When cold and flu season arrive, the sale of tissues always goes up due to the unlucky infected victims having to blow their nose.  When your nose becomes stuffed up along with increased sniffling and sneezing, your first inclination is to blow out the extra mucus with a great deal of force.  But beware – blowing your nose too hard or too frequently often prolongs your suffering in addition to other downsides.

The potential risks to blowing your nose too forcefully in hopes it will bring us relief, is not the right practice and can actually be harmful.  Here are the reasons why:

·         The more effort you put into blowing your nose only leads to increased pressure in the nasal cavity propelling a milliliter of mucus into the sinus cavity.  This forceful blowing can send viruses or bacteria from the nose into the sinuses where they can find their way into small openings created from being a little too aggressive with a Kleenex.  This can result in a sinus infection.  
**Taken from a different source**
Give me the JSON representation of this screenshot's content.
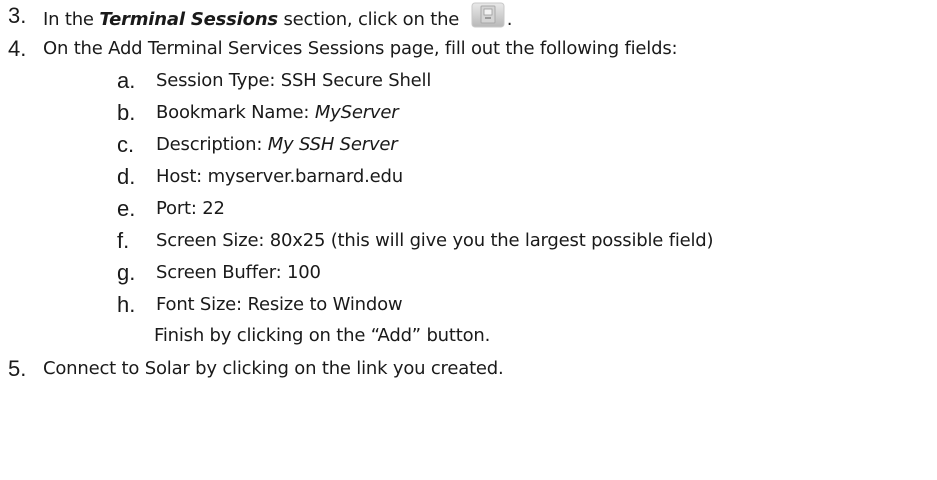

 It is best to blow your nose gently, one side at a time or try to not blow at all or very infrequently.

 ·         Spraying saline mist into the nose can be a good way to relieve congestion.  Spray the saline into a nostril then gently sniff it into the back of the mouth.  This should help loosen up clogged mucus which you can either spit out or by blowing the nose very gently.

 ·         Another downside of blowing your nose too hard is it can send bad bacteria from the nose into the inner ear causing an ear infection.

 ·         Some people may notice blood mixed in with mucus blown from their nose.  This indicates that you have ruptured small blood vessels in the nose from being overly aggressive.  A combination of too much forceful and or frequent nose blowing and low-humidity can lead to the mucosal lining becoming overly irritated which could result in nosebleeds.

 How to blow your nose correctly

 ·         Before attempting to blow your nose, moisten the nasal passages with a saline spray or mist.  When we wake up in the morning is when our nasal passages are particularly dry from sleeping.  Squirt the saline into a nostril, let it settle and work a bit then blow gently, one nostril at a time.

 ·         It can help to blow each nostril separately.  Cover one nostril with a tissue and gently blow without blowing too forcefully.  Once the nostril is cleared, wipe with a clean tissue and repeat with the other nostril.

 ·         To help reduce the spread of the infection, always remember that after blowing your nose to wash your hands thoroughly using warm water and soap.